One of my favourite reference book titles, because of the obvious humorous aspect to it, is Doubt-Free Uncertainty in Measurement*.
It seems to me that one of the big difficulties surrounding the uptake of measurement uncertainty in metal hardness testing is the off-putting language – we should really talk about certainty instead.
To some extent, uncertainty is what people actually mean when they talk about “tolerances”. One key difference, however, is that a tolerance requires a datum, whereas uncertainty is an expression of confidence in the accuracy of a result.
Historically, people have talked about tolerances and built them into their specifications to give a margin of protection – regardless of which type of measurements those tolerances relate to. For example, people might say a dimension needs to be +/- 0.5 mm or a hardness value needs to be +/- 2 HBW points etc. The difficulty with this approach is that it requires an absolutely perfect measuring instrument otherwise how do you know the value of your nominal datum? What you are really saying is that “if the result is within this margin then my risk of being wrong is small enough to be acceptable”.
This is where uncertainty comes in and short-cuts the process.
By using uncertainty instead of tolerance one can say (for example) that a result is 300 HBW with a confidence value of 99.9% etc.
If you are able to tell your customers that your results have a 99.9% probability of being right and your competitors can only say they are 95% confident in their results then you automatically have an unassailable competitive advantage.
At Foundrax we’ve worked very hard to achieve the best calibration and measurement capabilities and as a result our schedule of accreditation shows that, for our Brinell reference blocks, our capability is amongst the best in the game.
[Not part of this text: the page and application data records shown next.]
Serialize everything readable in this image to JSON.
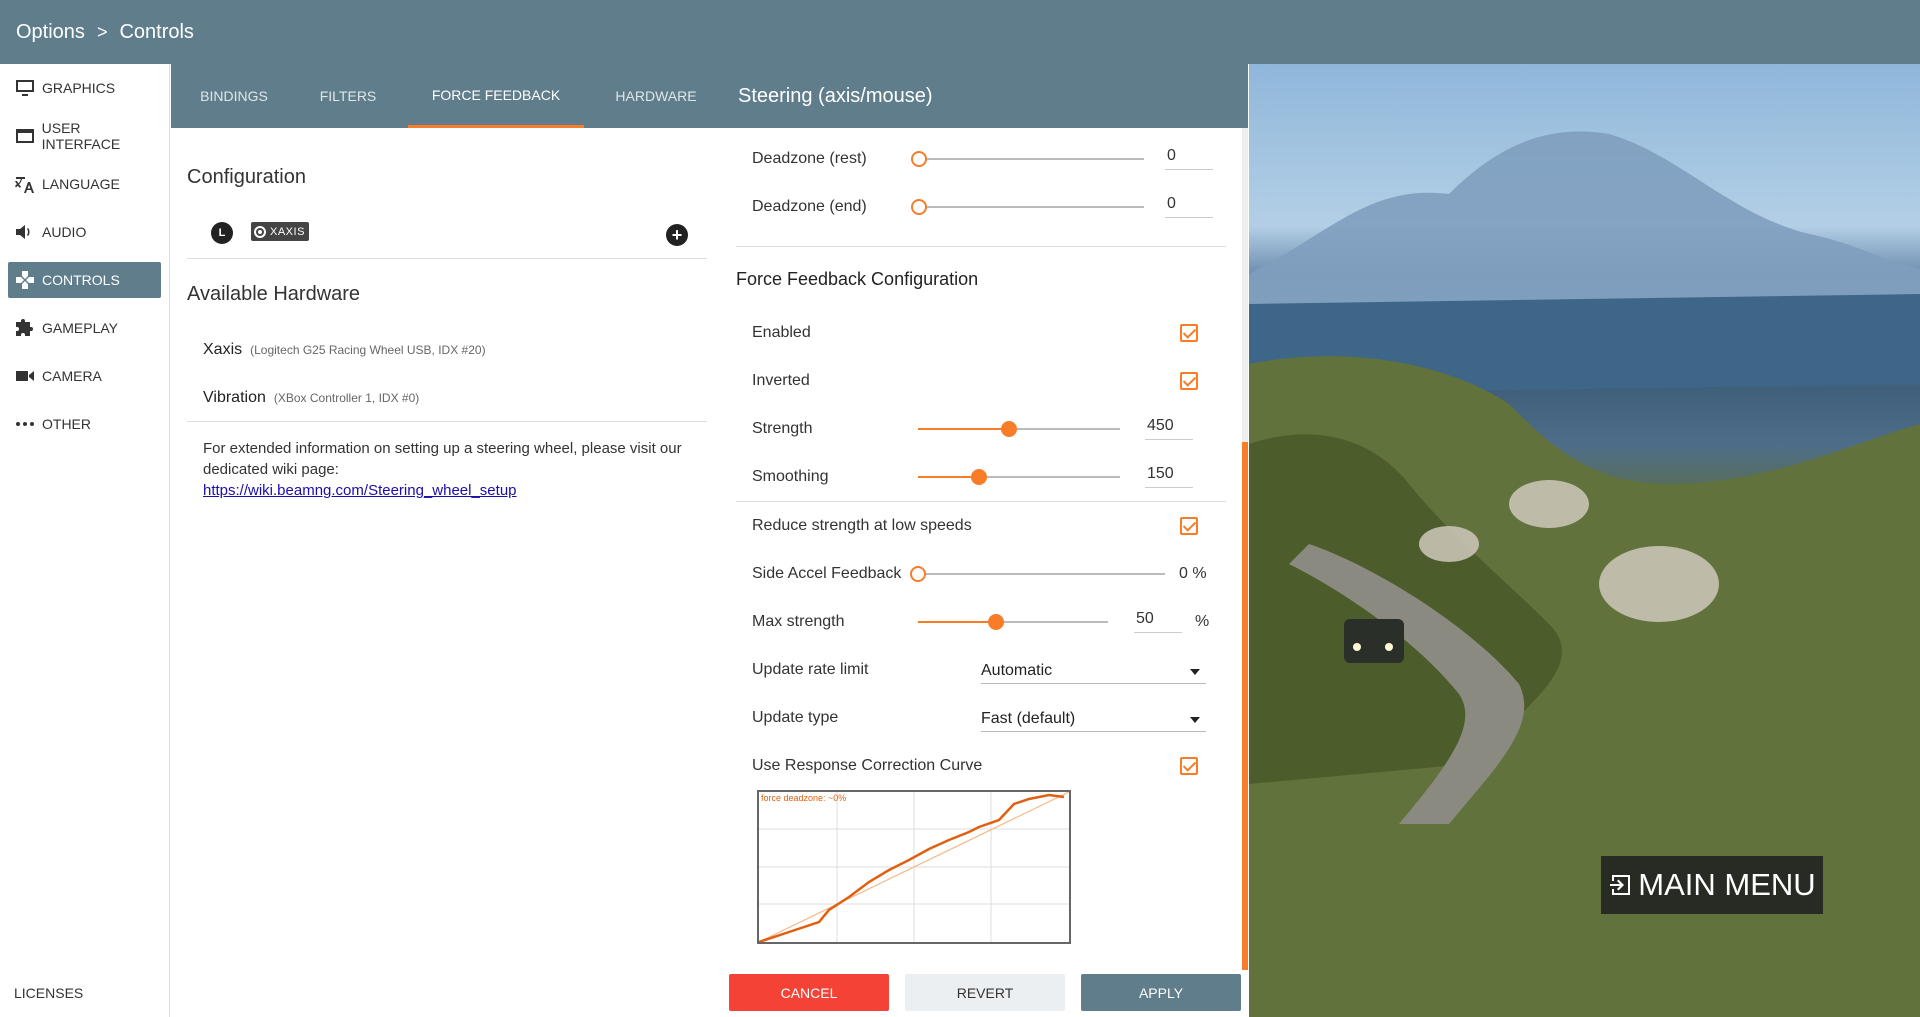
{
  "breadcrumb": {
    "root": "Options",
    "separator": ">",
    "current": "Controls"
  },
  "sidebar": {
    "items": [
      {
        "label": "GRAPHICS",
        "icon": "monitor-icon"
      },
      {
        "label": "USER INTERFACE",
        "icon": "window-icon"
      },
      {
        "label": "LANGUAGE",
        "icon": "translate-icon"
      },
      {
        "label": "AUDIO",
        "icon": "speaker-icon"
      },
      {
        "label": "CONTROLS",
        "icon": "gamepad-icon",
        "active": true
      },
      {
        "label": "GAMEPLAY",
        "icon": "puzzle-icon"
      },
      {
        "label": "CAMERA",
        "icon": "video-camera-icon"
      },
      {
        "label": "OTHER",
        "icon": "more-dots-icon"
      }
    ],
    "licenses": "LICENSES"
  },
  "tabs": [
    {
      "label": "BINDINGS"
    },
    {
      "label": "FILTERS"
    },
    {
      "label": "FORCE FEEDBACK",
      "active": true
    },
    {
      "label": "HARDWARE"
    }
  ],
  "left": {
    "configuration_title": "Configuration",
    "config_device_icon": "L",
    "config_badge": "XAXIS",
    "add_symbol": "+",
    "available_hardware_title": "Available Hardware",
    "hardware": [
      {
        "name": "Xaxis",
        "desc": "(Logitech G25 Racing Wheel USB, IDX #20)"
      },
      {
        "name": "Vibration",
        "desc": "(XBox Controller 1, IDX #0)"
      }
    ],
    "info_text": "For extended information on setting up a steering wheel, please visit our dedicated wiki page:",
    "info_link": "https://wiki.beamng.com/Steering_wheel_setup"
  },
  "panel": {
    "title": "Steering (axis/mouse)",
    "deadzone_rest": {
      "label": "Deadzone (rest)",
      "value": "0",
      "fraction": 0
    },
    "deadzone_end": {
      "label": "Deadzone (end)",
      "value": "0",
      "fraction": 0
    },
    "ffb_title": "Force Feedback Configuration",
    "enabled": {
      "label": "Enabled",
      "checked": true
    },
    "inverted": {
      "label": "Inverted",
      "checked": true
    },
    "strength": {
      "label": "Strength",
      "value": "450",
      "fraction": 0.45
    },
    "smoothing": {
      "label": "Smoothing",
      "value": "150",
      "fraction": 0.3
    },
    "reduce_low_speed": {
      "label": "Reduce strength at low speeds",
      "checked": true
    },
    "side_accel": {
      "label": "Side Accel Feedback",
      "value": "0 %",
      "fraction": 0
    },
    "max_strength": {
      "label": "Max strength",
      "value": "50",
      "unit": "%",
      "fraction": 0.5
    },
    "update_rate": {
      "label": "Update rate limit",
      "selected": "Automatic"
    },
    "update_type": {
      "label": "Update type",
      "selected": "Fast (default)"
    },
    "response_curve": {
      "label": "Use Response Correction Curve",
      "checked": true,
      "legend": "force deadzone: ~0%"
    }
  },
  "buttons": {
    "cancel": "CANCEL",
    "revert": "REVERT",
    "apply": "APPLY"
  },
  "game": {
    "main_menu": "MAIN MENU"
  },
  "colors": {
    "header": "#607d8b",
    "accent": "#f97d29",
    "cancel": "#f44336"
  }
}
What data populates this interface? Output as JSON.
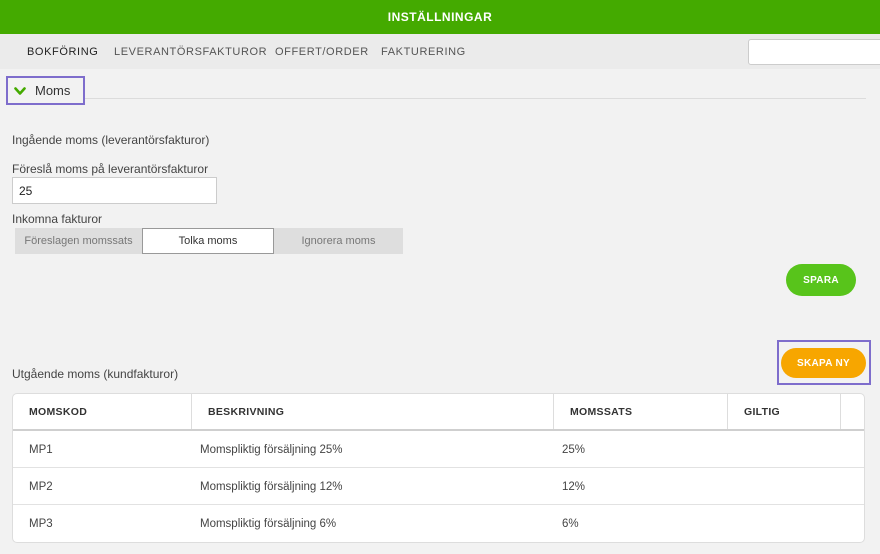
{
  "header": {
    "title": "INSTÄLLNINGAR"
  },
  "nav": {
    "tabs": [
      {
        "label": "BOKFÖRING",
        "active": true
      },
      {
        "label": "LEVERANTÖRSFAKTUROR",
        "active": false
      },
      {
        "label": "OFFERT/ORDER",
        "active": false
      },
      {
        "label": "FAKTURERING",
        "active": false
      }
    ],
    "search_value": ""
  },
  "section": {
    "title": "Moms",
    "icon": "chevron-down-icon",
    "icon_color": "#44aa00"
  },
  "incoming": {
    "heading": "Ingående moms (leverantörsfakturor)",
    "suggest_label": "Föreslå moms på leverantörsfakturor",
    "suggest_value": "25",
    "invoices_label": "Inkomna fakturor",
    "options": [
      "Föreslagen momssats",
      "Tolka moms",
      "Ignorera moms"
    ],
    "selected_option": "Tolka moms",
    "save_label": "SPARA"
  },
  "outgoing": {
    "heading": "Utgående moms (kundfakturor)",
    "create_label": "SKAPA NY",
    "columns": [
      "MOMSKOD",
      "BESKRIVNING",
      "MOMSSATS",
      "GILTIG"
    ],
    "rows": [
      [
        "MP1",
        "Momspliktig försäljning 25%",
        "25%",
        ""
      ],
      [
        "MP2",
        "Momspliktig försäljning 12%",
        "12%",
        ""
      ],
      [
        "MP3",
        "Momspliktig försäljning 6%",
        "6%",
        ""
      ]
    ]
  },
  "colors": {
    "header": "#44aa00",
    "save_button": "#58c41b",
    "create_button": "#f7a600",
    "highlight_frame": "#7e6dcc"
  }
}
By default, therefore, our confidence in our results is very high (ie our uncertainty of measurement is very low).
What this means for the user is simple: If you use our reference blocks to check your machines and microscopes then you can do so with very high confidence in your results and, should you have a dispute with a customer or a supplier, it places you in an authoritative position.
Our blocks are directly traceable to PTB in Germany, our master calibration machine was built (and is maintained) by us and is good enough to be accepted as a National Standard Brinell Calibration unit, were that ever to be required. The steel is rolled to our specifications, we lap and polish in-house and we laser etch a grid onto each block to give maximum lifespan and ease of use.
If you’d like to find out more, please get in touch.
*Ratcliffe, C. and Ratcliffe, R., Springer, 2015